Restate all of the data below word for word.

※

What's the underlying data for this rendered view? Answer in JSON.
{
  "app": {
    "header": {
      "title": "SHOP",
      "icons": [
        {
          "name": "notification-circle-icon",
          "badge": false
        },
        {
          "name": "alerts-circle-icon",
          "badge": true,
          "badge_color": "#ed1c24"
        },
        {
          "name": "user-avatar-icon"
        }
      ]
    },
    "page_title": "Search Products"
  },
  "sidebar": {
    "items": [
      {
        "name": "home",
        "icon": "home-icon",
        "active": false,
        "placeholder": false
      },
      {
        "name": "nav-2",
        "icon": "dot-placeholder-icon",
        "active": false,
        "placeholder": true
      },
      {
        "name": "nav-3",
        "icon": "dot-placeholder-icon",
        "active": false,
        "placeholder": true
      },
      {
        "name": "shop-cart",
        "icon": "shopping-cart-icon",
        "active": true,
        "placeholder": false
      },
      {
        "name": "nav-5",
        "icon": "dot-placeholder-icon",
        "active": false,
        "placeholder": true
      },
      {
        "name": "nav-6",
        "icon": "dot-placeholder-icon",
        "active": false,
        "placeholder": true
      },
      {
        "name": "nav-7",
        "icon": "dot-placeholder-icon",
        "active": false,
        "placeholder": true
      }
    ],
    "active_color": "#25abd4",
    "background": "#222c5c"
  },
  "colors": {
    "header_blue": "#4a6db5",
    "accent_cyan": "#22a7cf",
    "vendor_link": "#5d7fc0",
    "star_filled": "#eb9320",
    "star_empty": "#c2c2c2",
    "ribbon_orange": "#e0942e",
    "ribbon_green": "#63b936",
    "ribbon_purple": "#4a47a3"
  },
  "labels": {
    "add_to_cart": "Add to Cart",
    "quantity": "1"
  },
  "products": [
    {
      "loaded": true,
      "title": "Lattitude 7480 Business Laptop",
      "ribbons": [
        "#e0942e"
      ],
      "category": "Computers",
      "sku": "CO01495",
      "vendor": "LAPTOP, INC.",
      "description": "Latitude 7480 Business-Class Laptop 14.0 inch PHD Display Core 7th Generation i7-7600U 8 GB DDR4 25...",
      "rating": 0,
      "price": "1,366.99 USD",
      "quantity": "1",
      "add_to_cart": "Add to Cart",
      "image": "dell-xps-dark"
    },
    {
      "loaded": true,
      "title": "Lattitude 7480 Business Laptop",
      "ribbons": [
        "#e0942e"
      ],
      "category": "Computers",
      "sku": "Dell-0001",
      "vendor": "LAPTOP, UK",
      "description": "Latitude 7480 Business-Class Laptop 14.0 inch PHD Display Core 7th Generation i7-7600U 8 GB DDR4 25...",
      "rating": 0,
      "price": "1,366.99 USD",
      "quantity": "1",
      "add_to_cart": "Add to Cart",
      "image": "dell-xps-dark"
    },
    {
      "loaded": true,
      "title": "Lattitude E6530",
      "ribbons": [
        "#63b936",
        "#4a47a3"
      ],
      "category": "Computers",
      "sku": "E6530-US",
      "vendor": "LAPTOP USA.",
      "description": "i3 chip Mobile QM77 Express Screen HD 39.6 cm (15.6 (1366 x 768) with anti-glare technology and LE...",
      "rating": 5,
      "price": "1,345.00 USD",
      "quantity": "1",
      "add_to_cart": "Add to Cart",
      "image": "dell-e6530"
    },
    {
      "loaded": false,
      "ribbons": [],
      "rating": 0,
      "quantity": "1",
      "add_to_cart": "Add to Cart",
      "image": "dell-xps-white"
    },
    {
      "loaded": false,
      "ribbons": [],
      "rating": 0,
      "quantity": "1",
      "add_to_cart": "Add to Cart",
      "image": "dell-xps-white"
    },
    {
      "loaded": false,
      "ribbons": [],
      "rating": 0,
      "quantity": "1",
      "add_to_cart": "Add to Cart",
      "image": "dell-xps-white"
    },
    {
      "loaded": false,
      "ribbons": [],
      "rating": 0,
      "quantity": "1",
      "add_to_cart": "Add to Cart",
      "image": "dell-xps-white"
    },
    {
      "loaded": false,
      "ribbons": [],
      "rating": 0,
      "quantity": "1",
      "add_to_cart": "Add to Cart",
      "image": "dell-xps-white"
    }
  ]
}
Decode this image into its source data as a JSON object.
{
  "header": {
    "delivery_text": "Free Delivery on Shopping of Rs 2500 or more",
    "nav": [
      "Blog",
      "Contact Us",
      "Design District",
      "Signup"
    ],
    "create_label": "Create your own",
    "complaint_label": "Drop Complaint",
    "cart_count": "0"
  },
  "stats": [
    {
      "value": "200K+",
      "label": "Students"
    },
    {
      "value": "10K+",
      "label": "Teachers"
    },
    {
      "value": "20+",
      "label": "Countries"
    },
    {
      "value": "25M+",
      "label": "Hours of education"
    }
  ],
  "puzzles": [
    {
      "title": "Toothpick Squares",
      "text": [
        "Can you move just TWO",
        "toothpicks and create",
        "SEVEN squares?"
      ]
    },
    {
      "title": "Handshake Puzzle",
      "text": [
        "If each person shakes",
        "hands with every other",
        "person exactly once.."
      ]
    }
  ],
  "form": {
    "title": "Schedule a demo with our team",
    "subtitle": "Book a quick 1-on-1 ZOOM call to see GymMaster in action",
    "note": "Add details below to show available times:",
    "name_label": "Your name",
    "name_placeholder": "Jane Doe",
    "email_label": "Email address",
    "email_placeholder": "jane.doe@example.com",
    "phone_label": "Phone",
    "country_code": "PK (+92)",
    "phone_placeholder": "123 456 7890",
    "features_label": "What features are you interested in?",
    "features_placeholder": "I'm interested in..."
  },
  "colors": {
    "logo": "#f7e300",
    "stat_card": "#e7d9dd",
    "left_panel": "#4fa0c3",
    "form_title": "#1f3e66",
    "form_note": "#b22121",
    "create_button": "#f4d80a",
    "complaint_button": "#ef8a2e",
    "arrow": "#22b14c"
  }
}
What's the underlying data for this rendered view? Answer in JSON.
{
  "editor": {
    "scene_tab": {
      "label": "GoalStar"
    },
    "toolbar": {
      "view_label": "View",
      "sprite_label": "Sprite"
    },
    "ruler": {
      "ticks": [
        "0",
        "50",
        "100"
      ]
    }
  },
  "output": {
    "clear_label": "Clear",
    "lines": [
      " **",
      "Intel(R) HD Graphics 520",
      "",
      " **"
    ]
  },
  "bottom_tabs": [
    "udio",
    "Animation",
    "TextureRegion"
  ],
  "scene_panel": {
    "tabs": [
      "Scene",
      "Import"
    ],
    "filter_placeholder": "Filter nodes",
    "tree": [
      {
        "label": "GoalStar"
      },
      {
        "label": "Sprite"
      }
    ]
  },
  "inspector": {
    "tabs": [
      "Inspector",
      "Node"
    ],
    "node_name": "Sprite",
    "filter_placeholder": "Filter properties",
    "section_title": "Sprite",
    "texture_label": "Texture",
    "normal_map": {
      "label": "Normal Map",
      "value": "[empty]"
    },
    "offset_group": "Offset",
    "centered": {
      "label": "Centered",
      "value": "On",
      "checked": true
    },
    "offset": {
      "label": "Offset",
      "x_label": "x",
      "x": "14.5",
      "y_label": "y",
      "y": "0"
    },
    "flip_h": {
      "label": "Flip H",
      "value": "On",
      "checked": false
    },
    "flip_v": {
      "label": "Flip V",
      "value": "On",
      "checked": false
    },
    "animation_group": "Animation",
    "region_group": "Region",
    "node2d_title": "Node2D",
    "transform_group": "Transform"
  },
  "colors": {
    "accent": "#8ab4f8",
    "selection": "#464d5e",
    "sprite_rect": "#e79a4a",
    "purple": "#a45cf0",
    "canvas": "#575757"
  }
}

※

§ **EXERCISE OUTPUT**:
What's the underlying data for this rendered view? Answer in JSON.
{
  "app": {
    "header": {
      "title": "SHOP",
      "icons": [
        {
          "name": "notification-circle-icon",
          "badge": false
        },
        {
          "name": "alerts-circle-icon",
          "badge": true,
          "badge_color": "#ed1c24"
        },
        {
          "name": "user-avatar-icon"
        }
      ]
    },
    "page_title": "Search Products"
  },
  "sidebar": {
    "items": [
      {
        "name": "home",
        "icon": "home-icon",
        "active": false,
        "placeholder": false
      },
      {
        "name": "nav-2",
        "icon": "dot-placeholder-icon",
        "active": false,
        "placeholder": true
      },
      {
        "name": "nav-3",
        "icon": "dot-placeholder-icon",
        "active": false,
        "placeholder": true
      },
      {
        "name": "shop-cart",
        "icon": "shopping-cart-icon",
        "active": true,
        "placeholder": false
      },
      {
        "name": "nav-5",
        "icon": "dot-placeholder-icon",
        "active": false,
        "placeholder": true
      },
      {
        "name": "nav-6",
        "icon": "dot-placeholder-icon",
        "active": false,
        "placeholder": true
      },
      {
        "name": "nav-7",
        "icon": "dot-placeholder-icon",
        "active": false,
        "placeholder": true
      }
    ],
    "active_color": "#25abd4",
    "background": "#222c5c"
  },
  "colors": {
    "header_blue": "#4a6db5",
    "accent_cyan": "#22a7cf",
    "vendor_link": "#5d7fc0",
    "star_filled": "#eb9320",
    "star_empty": "#c2c2c2",
    "ribbon_orange": "#e0942e",
    "ribbon_green": "#63b936",
    "ribbon_purple": "#4a47a3"
  },
  "labels": {
    "add_to_cart": "Add to Cart",
    "quantity": "1"
  },
  "products": [
    {
      "loaded": true,
      "title": "Lattitude 7480 Business Laptop",
      "ribbons": [
        "#e0942e"
      ],
      "category": "Computers",
      "sku": "CO01495",
      "vendor": "LAPTOP, INC.",
      "description": "Latitude 7480 Business-Class Laptop 14.0 inch PHD Display Core 7th Generation i7-7600U 8 GB DDR4 25...",
      "rating": 0,
      "price": "1,366.99 USD",
      "quantity": "1",
      "add_to_cart": "Add to Cart",
      "image": "dell-xps-dark"
    },
    {
      "loaded": true,
      "title": "Lattitude 7480 Business Laptop",
      "ribbons": [
        "#e0942e"
      ],
      "category": "Computers",
      "sku": "Dell-0001",
      "vendor": "LAPTOP, UK",
      "description": "Latitude 7480 Business-Class Laptop 14.0 inch PHD Display Core 7th Generation i7-7600U 8 GB DDR4 25...",
      "rating": 0,
      "price": "1,366.99 USD",
      "quantity": "1",
      "add_to_cart": "Add to Cart",
      "image": "dell-xps-dark"
    },
    {
      "loaded": true,
      "title": "Lattitude E6530",
      "ribbons": [
        "#63b936",
        "#4a47a3"
      ],
      "category": "Computers",
      "sku": "E6530-US",
      "vendor": "LAPTOP USA.",
      "description": "i3 chip Mobile QM77 Express Screen HD 39.6 cm (15.6 (1366 x 768) with anti-glare technology and LE...",
      "rating": 5,
      "price": "1,345.00 USD",
      "quantity": "1",
      "add_to_cart": "Add to Cart",
      "image": "dell-e6530"
    },
    {
      "loaded": false,
      "ribbons": [],
      "rating": 0,
      "quantity": "1",
      "add_to_cart": "Add to Cart",
      "image": "dell-xps-white"
    },
    {
      "loaded": false,
      "ribbons": [],
      "rating": 0,
      "quantity": "1",
      "add_to_cart": "Add to Cart",
      "image": "dell-xps-white"
    },
    {
      "loaded": false,
      "ribbons": [],
      "rating": 0,
      "quantity": "1",
      "add_to_cart": "Add to Cart",
      "image": "dell-xps-white"
    },
    {
      "loaded": false,
      "ribbons": [],
      "rating": 0,
      "quantity": "1",
      "add_to_cart": "Add to Cart",
      "image": "dell-xps-white"
    },
    {
      "loaded": false,
      "ribbons": [],
      "rating": 0,
      "quantity": "1",
      "add_to_cart": "Add to Cart",
      "image": "dell-xps-white"
    }
  ]
}
Decode this image into its source data as a JSON object.
{
  "header": {
    "delivery_text": "Free Delivery on Shopping of Rs 2500 or more",
    "nav": [
      "Blog",
      "Contact Us",
      "Design District",
      "Signup"
    ],
    "create_label": "Create your own",
    "complaint_label": "Drop Complaint",
    "cart_count": "0"
  },
  "stats": [
    {
      "value": "200K+",
      "label": "Students"
    },
    {
      "value": "10K+",
      "label": "Teachers"
    },
    {
      "value": "20+",
      "label": "Countries"
    },
    {
      "value": "25M+",
      "label": "Hours of education"
    }
  ],
  "puzzles": [
    {
      "title": "Toothpick Squares",
      "text": [
        "Can you move just TWO",
        "toothpicks and create",
        "SEVEN squares?"
      ]
    },
    {
      "title": "Handshake Puzzle",
      "text": [
        "If each person shakes",
        "hands with every other",
        "person exactly once.."
      ]
    }
  ],
  "form": {
    "title": "Schedule a demo with our team",
    "subtitle": "Book a quick 1-on-1 ZOOM call to see GymMaster in action",
    "note": "Add details below to show available times:",
    "name_label": "Your name",
    "name_placeholder": "Jane Doe",
    "email_label": "Email address",
    "email_placeholder": "jane.doe@example.com",
    "phone_label": "Phone",
    "country_code": "PK (+92)",
    "phone_placeholder": "123 456 7890",
    "features_label": "What features are you interested in?",
    "features_placeholder": "I'm interested in..."
  },
  "colors": {
    "logo": "#f7e300",
    "stat_card": "#e7d9dd",
    "left_panel": "#4fa0c3",
    "form_title": "#1f3e66",
    "form_note": "#b22121",
    "create_button": "#f4d80a",
    "complaint_button": "#ef8a2e",
    "arrow": "#22b14c"
  }
}
What's the underlying data for this rendered view? Answer in JSON.
{
  "editor": {
    "scene_tab": {
      "label": "GoalStar"
    },
    "toolbar": {
      "view_label": "View",
      "sprite_label": "Sprite"
    },
    "ruler": {
      "ticks": [
        "0",
        "50",
        "100"
      ]
    }
  },
  "output": {
    "clear_label": "Clear",
    "lines": [
      " **",
      "Intel(R) HD Graphics 520",
      "",
      " **"
    ]
  },
  "bottom_tabs": [
    "udio",
    "Animation",
    "TextureRegion"
  ],
  "scene_panel": {
    "tabs": [
      "Scene",
      "Import"
    ],
    "filter_placeholder": "Filter nodes",
    "tree": [
      {
        "label": "GoalStar"
      },
      {
        "label": "Sprite"
      }
    ]
  },
  "inspector": {
    "tabs": [
      "Inspector",
      "Node"
    ],
    "node_name": "Sprite",
    "filter_placeholder": "Filter properties",
    "section_title": "Sprite",
    "texture_label": "Texture",
    "normal_map": {
      "label": "Normal Map",
      "value": "[empty]"
    },
    "offset_group": "Offset",
    "centered": {
      "label": "Centered",
      "value": "On",
      "checked": true
    },
    "offset": {
      "label": "Offset",
      "x_label": "x",
      "x": "14.5",
      "y_label": "y",
      "y": "0"
    },
    "flip_h": {
      "label": "Flip H",
      "value": "On",
      "checked": false
    },
    "flip_v": {
      "label": "Flip V",
      "value": "On",
      "checked": false
    },
    "animation_group": "Animation",
    "region_group": "Region",
    "node2d_title": "Node2D",
    "transform_group": "Transform"
  },
  "colors": {
    "accent": "#8ab4f8",
    "selection": "#464d5e",
    "sprite_rect": "#e79a4a",
    "purple": "#a45cf0",
    "canvas": "#575757"
  }
}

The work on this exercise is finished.